Exercise requirements
Would you filter these records and copy every line that has the word "вида"?
Content starts
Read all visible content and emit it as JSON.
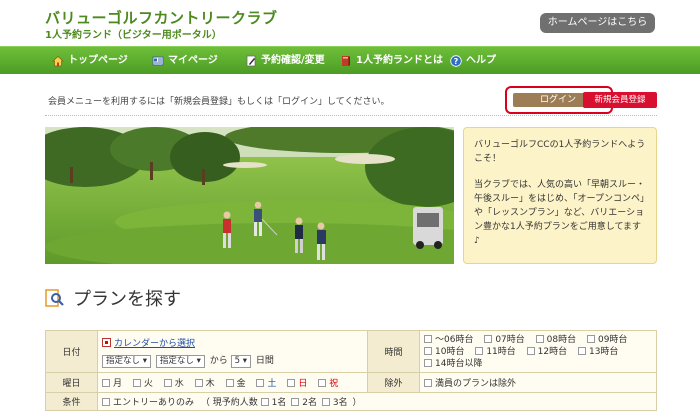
{
  "header": {
    "title": "バリューゴルフカントリークラブ",
    "subtitle": "1人予約ランド（ビジター用ポータル）",
    "home_button": "ホームページはこちら"
  },
  "nav": {
    "items": [
      {
        "label": "トップページ",
        "icon": "home-icon"
      },
      {
        "label": "マイページ",
        "icon": "mypage-icon"
      },
      {
        "label": "予約確認/変更",
        "icon": "pencil-icon"
      },
      {
        "label": "1人予約ランドとは",
        "icon": "book-icon"
      },
      {
        "label": "ヘルプ",
        "icon": "help-icon"
      }
    ]
  },
  "notice": {
    "text": "会員メニューを利用するには「新規会員登録」もしくは「ログイン」してください。",
    "login": "ログイン",
    "register": "新規会員登録"
  },
  "info": {
    "p1": "バリューゴルフCCの1人予約ランドへようこそ！",
    "p2": "当クラブでは、人気の高い「早朝スルー・午後スルー」をはじめ、「オープンコンペ」や「レッスンプラン」など、バリエーション豊かな1人予約プランをご用意してます♪"
  },
  "search": {
    "title": "プランを探す",
    "date_label": "日付",
    "calendar_link": "カレンダーから選択",
    "select_1": "指定なし",
    "select_2": "指定なし",
    "from_text": "から",
    "days_value": "5",
    "days_text": "日間",
    "time_label": "時間",
    "times": [
      "～06時台",
      "07時台",
      "08時台",
      "09時台",
      "10時台",
      "11時台",
      "12時台",
      "13時台",
      "14時台以降"
    ],
    "weekday_label": "曜日",
    "weekdays": [
      "月",
      "火",
      "水",
      "木",
      "金",
      "土",
      "日",
      "祝"
    ],
    "exclude_label": "除外",
    "exclude_text": "満員のプランは除外",
    "condition_label": "条件",
    "entry_text": "エントリーありのみ",
    "current_label": "（ 現予約人数",
    "counts": [
      "1名",
      "2名",
      "3名"
    ],
    "close_paren": "）"
  },
  "colors": {
    "brand_green": "#4c8a1e",
    "nav_green": "#5aab2d",
    "login_brown": "#9c7d55",
    "register_red": "#d90f2f",
    "highlight_red": "#d8001b"
  }
}
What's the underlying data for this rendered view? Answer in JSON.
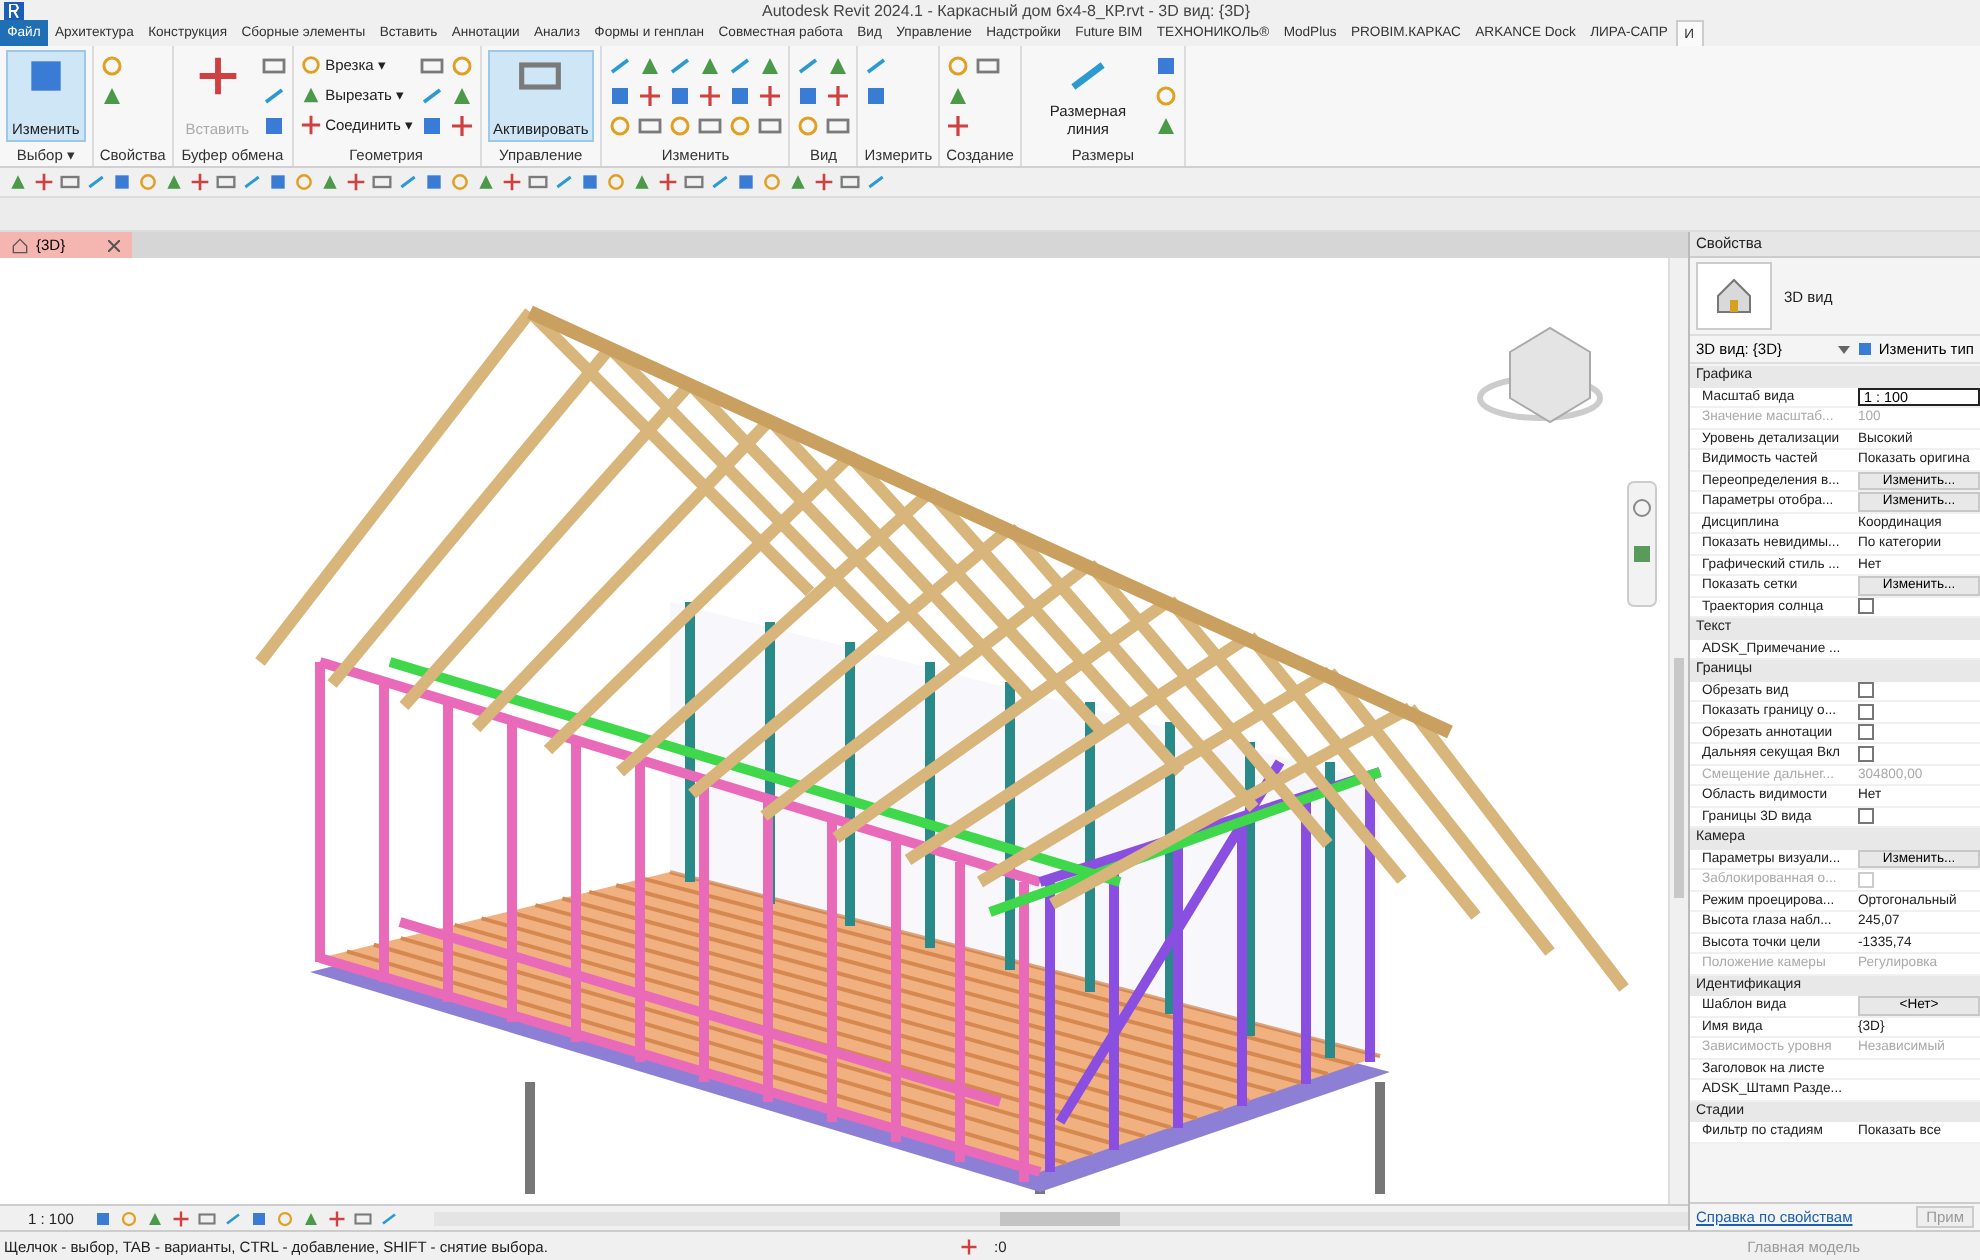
{
  "window": {
    "title": "Autodesk Revit 2024.1 - Каркасный дом 6х4-8_КР.rvt - 3D вид: {3D}"
  },
  "tabs": [
    {
      "label": "Файл",
      "kind": "file",
      "selected": false
    },
    {
      "label": "Архитектура",
      "kind": "tab",
      "selected": false
    },
    {
      "label": "Конструкция",
      "kind": "tab",
      "selected": false
    },
    {
      "label": "Сборные элементы",
      "kind": "tab",
      "selected": false
    },
    {
      "label": "Вставить",
      "kind": "tab",
      "selected": false
    },
    {
      "label": "Аннотации",
      "kind": "tab",
      "selected": false
    },
    {
      "label": "Анализ",
      "kind": "tab",
      "selected": false
    },
    {
      "label": "Формы и генплан",
      "kind": "tab",
      "selected": false
    },
    {
      "label": "Совместная работа",
      "kind": "tab",
      "selected": false
    },
    {
      "label": "Вид",
      "kind": "tab",
      "selected": false
    },
    {
      "label": "Управление",
      "kind": "tab",
      "selected": false
    },
    {
      "label": "Надстройки",
      "kind": "tab",
      "selected": false
    },
    {
      "label": "Future BIM",
      "kind": "tab",
      "selected": false
    },
    {
      "label": "ТЕХНОНИКОЛЬ®",
      "kind": "tab",
      "selected": false
    },
    {
      "label": "ModPlus",
      "kind": "tab",
      "selected": false
    },
    {
      "label": "PROBIM.КАРКАС",
      "kind": "tab",
      "selected": false
    },
    {
      "label": "ARKANCE Dock",
      "kind": "tab",
      "selected": false
    },
    {
      "label": "ЛИРА-САПР",
      "kind": "tab",
      "selected": false
    },
    {
      "label": "И",
      "kind": "tab",
      "selected": true
    }
  ],
  "ribbon": [
    {
      "label": "Выбор ▾",
      "items": [
        {
          "kind": "large",
          "label": "Изменить",
          "selected": true,
          "disabled": false
        }
      ]
    },
    {
      "label": "Свойства",
      "items": [
        {
          "kind": "icon"
        },
        {
          "kind": "icon"
        }
      ]
    },
    {
      "label": "Буфер обмена",
      "items": [
        {
          "kind": "large",
          "label": "Вставить",
          "selected": false,
          "disabled": true
        },
        {
          "kind": "icon"
        },
        {
          "kind": "icon"
        },
        {
          "kind": "icon"
        }
      ]
    },
    {
      "label": "Геометрия",
      "items": [
        {
          "kind": "small",
          "label": "Врезка ▾",
          "selected": false,
          "disabled": false
        },
        {
          "kind": "small",
          "label": "Вырезать ▾",
          "selected": false,
          "disabled": false
        },
        {
          "kind": "small",
          "label": "Соединить ▾",
          "selected": false,
          "disabled": false
        },
        {
          "kind": "icon"
        },
        {
          "kind": "icon"
        },
        {
          "kind": "icon"
        },
        {
          "kind": "icon"
        },
        {
          "kind": "icon"
        },
        {
          "kind": "icon"
        }
      ]
    },
    {
      "label": "Управление",
      "items": [
        {
          "kind": "large",
          "label": "Активировать",
          "selected": true,
          "disabled": false
        }
      ]
    },
    {
      "label": "Изменить",
      "items": [
        {
          "kind": "icon"
        },
        {
          "kind": "icon"
        },
        {
          "kind": "icon"
        },
        {
          "kind": "icon"
        },
        {
          "kind": "icon"
        },
        {
          "kind": "icon"
        },
        {
          "kind": "icon"
        },
        {
          "kind": "icon"
        },
        {
          "kind": "icon"
        },
        {
          "kind": "icon"
        },
        {
          "kind": "icon"
        },
        {
          "kind": "icon"
        },
        {
          "kind": "icon"
        },
        {
          "kind": "icon"
        },
        {
          "kind": "icon"
        },
        {
          "kind": "icon"
        },
        {
          "kind": "icon"
        },
        {
          "kind": "icon"
        }
      ]
    },
    {
      "label": "Вид",
      "items": [
        {
          "kind": "icon"
        },
        {
          "kind": "icon"
        },
        {
          "kind": "icon"
        },
        {
          "kind": "icon"
        },
        {
          "kind": "icon"
        },
        {
          "kind": "icon"
        }
      ]
    },
    {
      "label": "Измерить",
      "items": [
        {
          "kind": "icon"
        },
        {
          "kind": "icon"
        }
      ]
    },
    {
      "label": "Создание",
      "items": [
        {
          "kind": "icon"
        },
        {
          "kind": "icon"
        },
        {
          "kind": "icon"
        },
        {
          "kind": "icon"
        }
      ]
    },
    {
      "label": "Размеры",
      "items": [
        {
          "kind": "large",
          "label": "Размерная линия",
          "selected": false,
          "disabled": false
        },
        {
          "kind": "icon"
        },
        {
          "kind": "icon"
        },
        {
          "kind": "icon"
        }
      ]
    }
  ],
  "view_tabs": [
    {
      "label": "{3D}",
      "selected": true
    }
  ],
  "view_control_bar": {
    "scale": "1 : 100"
  },
  "properties": {
    "title": "Свойства",
    "type_name": "3D вид",
    "type_selector": "3D вид: {3D}",
    "edit_type": "Изменить тип",
    "rows": [
      {
        "kind": "header",
        "label": "Графика"
      },
      {
        "kind": "field",
        "label": "Масштаб вида",
        "value": "1 : 100",
        "disabled": false
      },
      {
        "kind": "text",
        "label": "Значение масштаб...",
        "value": "100",
        "disabled": true
      },
      {
        "kind": "text",
        "label": "Уровень детализации",
        "value": "Высокий",
        "disabled": false
      },
      {
        "kind": "text",
        "label": "Видимость частей",
        "value": "Показать оригина",
        "disabled": false
      },
      {
        "kind": "button",
        "label": "Переопределения в...",
        "value": "Изменить...",
        "disabled": false
      },
      {
        "kind": "button",
        "label": "Параметры отобра...",
        "value": "Изменить...",
        "disabled": false
      },
      {
        "kind": "text",
        "label": "Дисциплина",
        "value": "Координация",
        "disabled": false
      },
      {
        "kind": "text",
        "label": "Показать невидимы...",
        "value": "По категории",
        "disabled": false
      },
      {
        "kind": "text",
        "label": "Графический стиль ...",
        "value": "Нет",
        "disabled": false
      },
      {
        "kind": "button",
        "label": "Показать сетки",
        "value": "Изменить...",
        "disabled": false
      },
      {
        "kind": "check",
        "label": "Траектория солнца",
        "checked": false,
        "disabled": false
      },
      {
        "kind": "header",
        "label": "Текст"
      },
      {
        "kind": "text",
        "label": "ADSK_Примечание ...",
        "disabled": false
      },
      {
        "kind": "header",
        "label": "Границы"
      },
      {
        "kind": "check",
        "label": "Обрезать вид",
        "checked": false,
        "disabled": false
      },
      {
        "kind": "check",
        "label": "Показать границу о...",
        "checked": false,
        "disabled": false
      },
      {
        "kind": "check",
        "label": "Обрезать аннотации",
        "checked": false,
        "disabled": false
      },
      {
        "kind": "check",
        "label": "Дальняя секущая Вкл",
        "checked": false,
        "disabled": false
      },
      {
        "kind": "text",
        "label": "Смещение дальнег...",
        "value": "304800,00",
        "disabled": true
      },
      {
        "kind": "text",
        "label": "Область видимости",
        "value": "Нет",
        "disabled": false
      },
      {
        "kind": "check",
        "label": "Границы 3D вида",
        "checked": false,
        "disabled": false
      },
      {
        "kind": "header",
        "label": "Камера"
      },
      {
        "kind": "button",
        "label": "Параметры визуали...",
        "value": "Изменить...",
        "disabled": false
      },
      {
        "kind": "check",
        "label": "Заблокированная о...",
        "checked": false,
        "disabled": true
      },
      {
        "kind": "text",
        "label": "Режим проецирова...",
        "value": "Ортогональный",
        "disabled": false
      },
      {
        "kind": "text",
        "label": "Высота глаза набл...",
        "value": "245,07",
        "disabled": false
      },
      {
        "kind": "text",
        "label": "Высота точки цели",
        "value": "-1335,74",
        "disabled": false
      },
      {
        "kind": "text",
        "label": "Положение камеры",
        "value": "Регулировка",
        "disabled": true
      },
      {
        "kind": "header",
        "label": "Идентификация"
      },
      {
        "kind": "button",
        "label": "Шаблон вида",
        "value": "<Нет>",
        "disabled": false
      },
      {
        "kind": "text",
        "label": "Имя вида",
        "value": "{3D}",
        "disabled": false
      },
      {
        "kind": "text",
        "label": "Зависимость уровня",
        "value": "Независимый",
        "disabled": true
      },
      {
        "kind": "text",
        "label": "Заголовок на листе",
        "disabled": false
      },
      {
        "kind": "text",
        "label": "ADSK_Штамп Разде...",
        "disabled": false
      },
      {
        "kind": "header",
        "label": "Стадии"
      },
      {
        "kind": "text",
        "label": "Фильтр по стадиям",
        "value": "Показать все",
        "disabled": false
      }
    ],
    "help_link": "Справка по свойствам",
    "apply_button": "Прим"
  },
  "status_bar": {
    "message": "Щелчок - выбор, TAB - варианты, CTRL - добавление, SHIFT - снятие выбора.",
    "model": "Главная модель",
    "count": ":0"
  }
}
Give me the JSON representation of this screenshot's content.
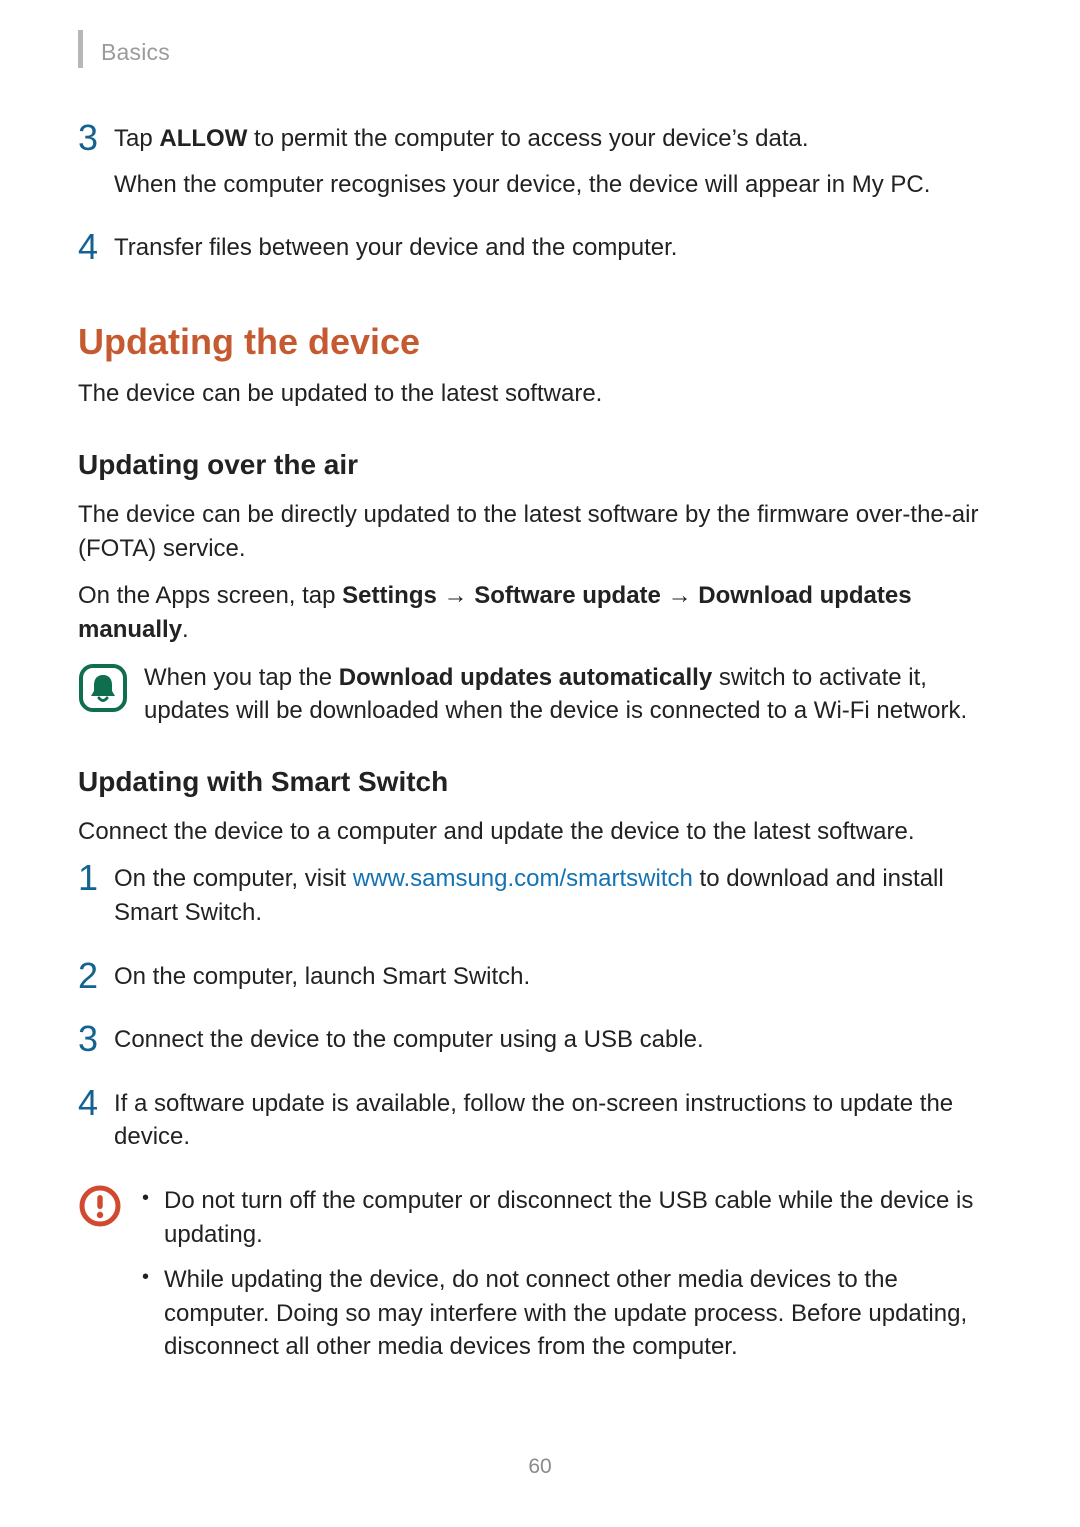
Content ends
Exercise result
        "label": "Масштаб вида",
        "label": "Границы 3D вида",
        "label": "Шаблон вида",
        "label": "Имя вида",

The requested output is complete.